Items from an interface collection
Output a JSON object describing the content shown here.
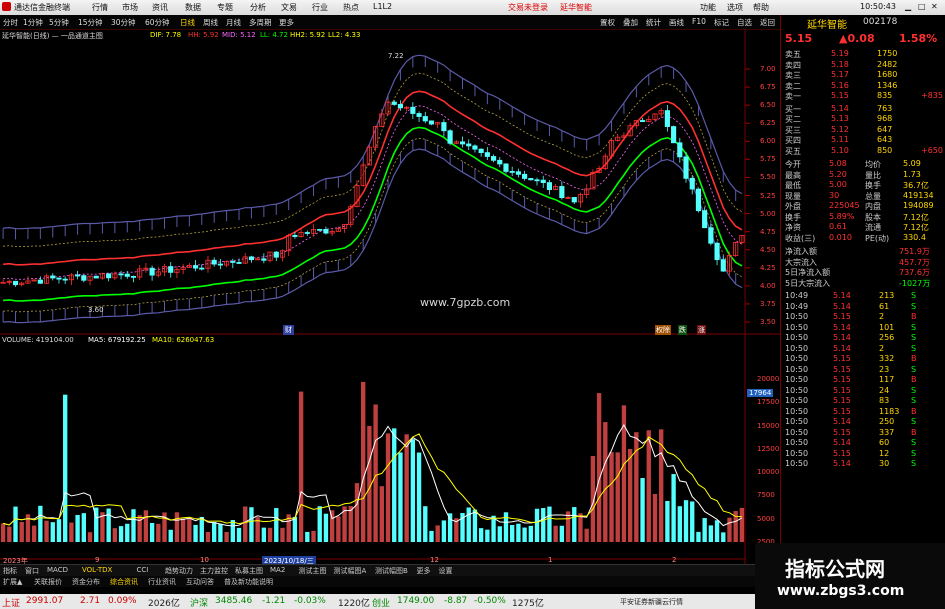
{
  "menubar": {
    "app_title": "通达信金融终端",
    "items": [
      "行情",
      "市场",
      "资讯",
      "数据",
      "专题",
      "分析",
      "文易",
      "行业",
      "热点",
      "L1L2"
    ],
    "login_notice": "交易未登录",
    "account": "延华智能",
    "right_items": [
      "功能",
      "选项",
      "帮助"
    ],
    "clock": "10:50:43"
  },
  "toolbar": {
    "periods": [
      "分时",
      "1分钟",
      "5分钟",
      "15分钟",
      "30分钟",
      "60分钟",
      "日线",
      "周线",
      "月线",
      "多周期",
      "更多"
    ],
    "active_period": "日线",
    "right_buttons": [
      "置权",
      "叠加",
      "统计",
      "画线",
      "F10",
      "标记",
      "自选",
      "返回"
    ]
  },
  "stock": {
    "name": "延华智能",
    "code": "002178",
    "price": "5.15",
    "change": "▲0.08",
    "change_pct": "1.58%"
  },
  "main_chart": {
    "header": "延华智能(日线) — 一品通道主图",
    "indicators": [
      {
        "label": "DIF: 7.78",
        "color": "#ffff00"
      },
      {
        "label": "HH: 5.92",
        "color": "#ff3030"
      },
      {
        "label": "MID: 5.12",
        "color": "#ff66ff"
      },
      {
        "label": "LL: 4.72",
        "color": "#00ff00"
      },
      {
        "label": "HH2: 5.92",
        "color": "#ffff00"
      },
      {
        "label": "LL2: 4.33",
        "color": "#ffff00"
      }
    ],
    "price_axis": [
      "7.00",
      "6.75",
      "6.50",
      "6.25",
      "6.00",
      "5.75",
      "5.50",
      "5.25",
      "5.00",
      "4.75",
      "4.50",
      "4.25",
      "4.00",
      "3.75",
      "3.50"
    ],
    "high_label": "7.22",
    "low_label": "3.60",
    "watermark_url": "www.7gpzb.com",
    "markers": [
      "财",
      "权除",
      "跌",
      "涨"
    ]
  },
  "volume_chart": {
    "header": "VOLUME: 419104.00",
    "ma5": "MA5: 679192.25",
    "ma10": "MA10: 626047.63",
    "axis": [
      "20000",
      "17500",
      "15000",
      "12500",
      "10000",
      "7500",
      "5000",
      "2500"
    ],
    "axis_unit": "万",
    "current_tag": "17964",
    "date_labels": [
      "2023年",
      "9",
      "10",
      "2023/10/18/三",
      "12",
      "1",
      "2"
    ]
  },
  "order_book": {
    "asks": [
      {
        "label": "卖五",
        "price": "5.19",
        "vol": "1750"
      },
      {
        "label": "卖四",
        "price": "5.18",
        "vol": "2482"
      },
      {
        "label": "卖三",
        "price": "5.17",
        "vol": "1680"
      },
      {
        "label": "卖二",
        "price": "5.16",
        "vol": "1346"
      },
      {
        "label": "卖一",
        "price": "5.15",
        "vol": "835",
        "extra": "+835"
      }
    ],
    "bids": [
      {
        "label": "买一",
        "price": "5.14",
        "vol": "763"
      },
      {
        "label": "买二",
        "price": "5.13",
        "vol": "968"
      },
      {
        "label": "买三",
        "price": "5.12",
        "vol": "647"
      },
      {
        "label": "买四",
        "price": "5.11",
        "vol": "643"
      },
      {
        "label": "买五",
        "price": "5.10",
        "vol": "850",
        "extra": "+650"
      }
    ]
  },
  "stats": [
    {
      "l1": "今开",
      "v1": "5.08",
      "l2": "均价",
      "v2": "5.09"
    },
    {
      "l1": "最高",
      "v1": "5.20",
      "l2": "量比",
      "v2": "1.73"
    },
    {
      "l1": "最低",
      "v1": "5.00",
      "l2": "换手",
      "v2": "36.7亿"
    },
    {
      "l1": "现量",
      "v1": "30",
      "l2": "总量",
      "v2": "419134"
    },
    {
      "l1": "外盘",
      "v1": "225045",
      "l2": "内盘",
      "v2": "194089"
    },
    {
      "l1": "换手",
      "v1": "5.89%",
      "l2": "股本",
      "v2": "7.12亿"
    },
    {
      "l1": "净资",
      "v1": "0.61",
      "l2": "流通",
      "v2": "7.12亿"
    },
    {
      "l1": "收益(三)",
      "v1": "0.010",
      "l2": "PE(动)",
      "v2": "330.4"
    }
  ],
  "flows": [
    {
      "label": "净流入额",
      "value": "751.9万"
    },
    {
      "label": "大宗流入",
      "value": "457.7万"
    },
    {
      "label": "5日净流入额",
      "value": "737.6万"
    },
    {
      "label": "5日大宗流入",
      "value": "-1027万"
    }
  ],
  "ticks": [
    {
      "t": "10:49",
      "p": "5.14",
      "v": "213",
      "d": "S"
    },
    {
      "t": "10:49",
      "p": "5.14",
      "v": "61",
      "d": "S"
    },
    {
      "t": "10:50",
      "p": "5.15",
      "v": "2",
      "d": "B"
    },
    {
      "t": "10:50",
      "p": "5.14",
      "v": "101",
      "d": "S"
    },
    {
      "t": "10:50",
      "p": "5.14",
      "v": "256",
      "d": "S"
    },
    {
      "t": "10:50",
      "p": "5.14",
      "v": "2",
      "d": "S"
    },
    {
      "t": "10:50",
      "p": "5.15",
      "v": "332",
      "d": "B"
    },
    {
      "t": "10:50",
      "p": "5.15",
      "v": "23",
      "d": "S"
    },
    {
      "t": "10:50",
      "p": "5.15",
      "v": "117",
      "d": "B"
    },
    {
      "t": "10:50",
      "p": "5.15",
      "v": "24",
      "d": "S"
    },
    {
      "t": "10:50",
      "p": "5.15",
      "v": "83",
      "d": "S"
    },
    {
      "t": "10:50",
      "p": "5.15",
      "v": "1183",
      "d": "B"
    },
    {
      "t": "10:50",
      "p": "5.14",
      "v": "250",
      "d": "S"
    },
    {
      "t": "10:50",
      "p": "5.15",
      "v": "337",
      "d": "B"
    },
    {
      "t": "10:50",
      "p": "5.14",
      "v": "60",
      "d": "S"
    },
    {
      "t": "10:50",
      "p": "5.15",
      "v": "12",
      "d": "S"
    },
    {
      "t": "10:50",
      "p": "5.14",
      "v": "30",
      "d": "S"
    }
  ],
  "bottom_tabs": [
    "指标",
    "窗口",
    "MACD",
    "VOL-TDX",
    "CCI",
    "趋势动力",
    "主力监控",
    "私募主图",
    "MA2",
    "测试主图",
    "测试幅图A",
    "测试幅图B",
    "更多",
    "设置"
  ],
  "bottom_tabs2": [
    "扩展▲",
    "关联报价",
    "资金分布",
    "综合资讯",
    "行业资讯",
    "互动问答",
    "普及新功能说明"
  ],
  "status": {
    "sh_label": "上证",
    "sh_val": "2991.07",
    "sh_chg": "2.71",
    "sh_pct": "0.09%",
    "sh_amt": "2026亿",
    "sz_label": "沪深",
    "sz_val": "3485.46",
    "sz_chg": "-1.21",
    "sz_pct": "-0.03%",
    "sz_amt": "1220亿",
    "cy_label": "创业",
    "cy_val": "1749.00",
    "cy_chg": "-8.87",
    "cy_pct": "-0.50%",
    "cy_amt": "1275亿",
    "broker": "平安证券新疆云行情"
  },
  "site_watermark": {
    "title": "指标公式网",
    "url": "www.zbgs3.com"
  },
  "colors": {
    "up": "#ff3030",
    "down": "#54ffff",
    "bg": "#000000",
    "grid": "#7a0000"
  }
}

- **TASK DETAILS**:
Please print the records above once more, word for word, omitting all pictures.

- **EXERCISE OUTPUT**:
Output a JSON object describing the content shown here.
{
  "menubar": {
    "app_title": "通达信金融终端",
    "items": [
      "行情",
      "市场",
      "资讯",
      "数据",
      "专题",
      "分析",
      "文易",
      "行业",
      "热点",
      "L1L2"
    ],
    "login_notice": "交易未登录",
    "account": "延华智能",
    "right_items": [
      "功能",
      "选项",
      "帮助"
    ],
    "clock": "10:50:43"
  },
  "toolbar": {
    "periods": [
      "分时",
      "1分钟",
      "5分钟",
      "15分钟",
      "30分钟",
      "60分钟",
      "日线",
      "周线",
      "月线",
      "多周期",
      "更多"
    ],
    "active_period": "日线",
    "right_buttons": [
      "置权",
      "叠加",
      "统计",
      "画线",
      "F10",
      "标记",
      "自选",
      "返回"
    ]
  },
  "stock": {
    "name": "延华智能",
    "code": "002178",
    "price": "5.15",
    "change": "▲0.08",
    "change_pct": "1.58%"
  },
  "main_chart": {
    "header": "延华智能(日线) — 一品通道主图",
    "indicators": [
      {
        "label": "DIF: 7.78",
        "color": "#ffff00"
      },
      {
        "label": "HH: 5.92",
        "color": "#ff3030"
      },
      {
        "label": "MID: 5.12",
        "color": "#ff66ff"
      },
      {
        "label": "LL: 4.72",
        "color": "#00ff00"
      },
      {
        "label": "HH2: 5.92",
        "color": "#ffff00"
      },
      {
        "label": "LL2: 4.33",
        "color": "#ffff00"
      }
    ],
    "price_axis": [
      "7.00",
      "6.75",
      "6.50",
      "6.25",
      "6.00",
      "5.75",
      "5.50",
      "5.25",
      "5.00",
      "4.75",
      "4.50",
      "4.25",
      "4.00",
      "3.75",
      "3.50"
    ],
    "high_label": "7.22",
    "low_label": "3.60",
    "watermark_url": "www.7gpzb.com",
    "markers": [
      "财",
      "权除",
      "跌",
      "涨"
    ]
  },
  "volume_chart": {
    "header": "VOLUME: 419104.00",
    "ma5": "MA5: 679192.25",
    "ma10": "MA10: 626047.63",
    "axis": [
      "20000",
      "17500",
      "15000",
      "12500",
      "10000",
      "7500",
      "5000",
      "2500"
    ],
    "axis_unit": "万",
    "current_tag": "17964",
    "date_labels": [
      "2023年",
      "9",
      "10",
      "2023/10/18/三",
      "12",
      "1",
      "2"
    ]
  },
  "order_book": {
    "asks": [
      {
        "label": "卖五",
        "price": "5.19",
        "vol": "1750"
      },
      {
        "label": "卖四",
        "price": "5.18",
        "vol": "2482"
      },
      {
        "label": "卖三",
        "price": "5.17",
        "vol": "1680"
      },
      {
        "label": "卖二",
        "price": "5.16",
        "vol": "1346"
      },
      {
        "label": "卖一",
        "price": "5.15",
        "vol": "835",
        "extra": "+835"
      }
    ],
    "bids": [
      {
        "label": "买一",
        "price": "5.14",
        "vol": "763"
      },
      {
        "label": "买二",
        "price": "5.13",
        "vol": "968"
      },
      {
        "label": "买三",
        "price": "5.12",
        "vol": "647"
      },
      {
        "label": "买四",
        "price": "5.11",
        "vol": "643"
      },
      {
        "label": "买五",
        "price": "5.10",
        "vol": "850",
        "extra": "+650"
      }
    ]
  },
  "stats": [
    {
      "l1": "今开",
      "v1": "5.08",
      "l2": "均价",
      "v2": "5.09"
    },
    {
      "l1": "最高",
      "v1": "5.20",
      "l2": "量比",
      "v2": "1.73"
    },
    {
      "l1": "最低",
      "v1": "5.00",
      "l2": "换手",
      "v2": "36.7亿"
    },
    {
      "l1": "现量",
      "v1": "30",
      "l2": "总量",
      "v2": "419134"
    },
    {
      "l1": "外盘",
      "v1": "225045",
      "l2": "内盘",
      "v2": "194089"
    },
    {
      "l1": "换手",
      "v1": "5.89%",
      "l2": "股本",
      "v2": "7.12亿"
    },
    {
      "l1": "净资",
      "v1": "0.61",
      "l2": "流通",
      "v2": "7.12亿"
    },
    {
      "l1": "收益(三)",
      "v1": "0.010",
      "l2": "PE(动)",
      "v2": "330.4"
    }
  ],
  "flows": [
    {
      "label": "净流入额",
      "value": "751.9万"
    },
    {
      "label": "大宗流入",
      "value": "457.7万"
    },
    {
      "label": "5日净流入额",
      "value": "737.6万"
    },
    {
      "label": "5日大宗流入",
      "value": "-1027万"
    }
  ],
  "ticks": [
    {
      "t": "10:49",
      "p": "5.14",
      "v": "213",
      "d": "S"
    },
    {
      "t": "10:49",
      "p": "5.14",
      "v": "61",
      "d": "S"
    },
    {
      "t": "10:50",
      "p": "5.15",
      "v": "2",
      "d": "B"
    },
    {
      "t": "10:50",
      "p": "5.14",
      "v": "101",
      "d": "S"
    },
    {
      "t": "10:50",
      "p": "5.14",
      "v": "256",
      "d": "S"
    },
    {
      "t": "10:50",
      "p": "5.14",
      "v": "2",
      "d": "S"
    },
    {
      "t": "10:50",
      "p": "5.15",
      "v": "332",
      "d": "B"
    },
    {
      "t": "10:50",
      "p": "5.15",
      "v": "23",
      "d": "S"
    },
    {
      "t": "10:50",
      "p": "5.15",
      "v": "117",
      "d": "B"
    },
    {
      "t": "10:50",
      "p": "5.15",
      "v": "24",
      "d": "S"
    },
    {
      "t": "10:50",
      "p": "5.15",
      "v": "83",
      "d": "S"
    },
    {
      "t": "10:50",
      "p": "5.15",
      "v": "1183",
      "d": "B"
    },
    {
      "t": "10:50",
      "p": "5.14",
      "v": "250",
      "d": "S"
    },
    {
      "t": "10:50",
      "p": "5.15",
      "v": "337",
      "d": "B"
    },
    {
      "t": "10:50",
      "p": "5.14",
      "v": "60",
      "d": "S"
    },
    {
      "t": "10:50",
      "p": "5.15",
      "v": "12",
      "d": "S"
    },
    {
      "t": "10:50",
      "p": "5.14",
      "v": "30",
      "d": "S"
    }
  ],
  "bottom_tabs": [
    "指标",
    "窗口",
    "MACD",
    "VOL-TDX",
    "CCI",
    "趋势动力",
    "主力监控",
    "私募主图",
    "MA2",
    "测试主图",
    "测试幅图A",
    "测试幅图B",
    "更多",
    "设置"
  ],
  "bottom_tabs2": [
    "扩展▲",
    "关联报价",
    "资金分布",
    "综合资讯",
    "行业资讯",
    "互动问答",
    "普及新功能说明"
  ],
  "status": {
    "sh_label": "上证",
    "sh_val": "2991.07",
    "sh_chg": "2.71",
    "sh_pct": "0.09%",
    "sh_amt": "2026亿",
    "sz_label": "沪深",
    "sz_val": "3485.46",
    "sz_chg": "-1.21",
    "sz_pct": "-0.03%",
    "sz_amt": "1220亿",
    "cy_label": "创业",
    "cy_val": "1749.00",
    "cy_chg": "-8.87",
    "cy_pct": "-0.50%",
    "cy_amt": "1275亿",
    "broker": "平安证券新疆云行情"
  },
  "site_watermark": {
    "title": "指标公式网",
    "url": "www.zbgs3.com"
  },
  "colors": {
    "up": "#ff3030",
    "down": "#54ffff",
    "bg": "#000000",
    "grid": "#7a0000"
  }
}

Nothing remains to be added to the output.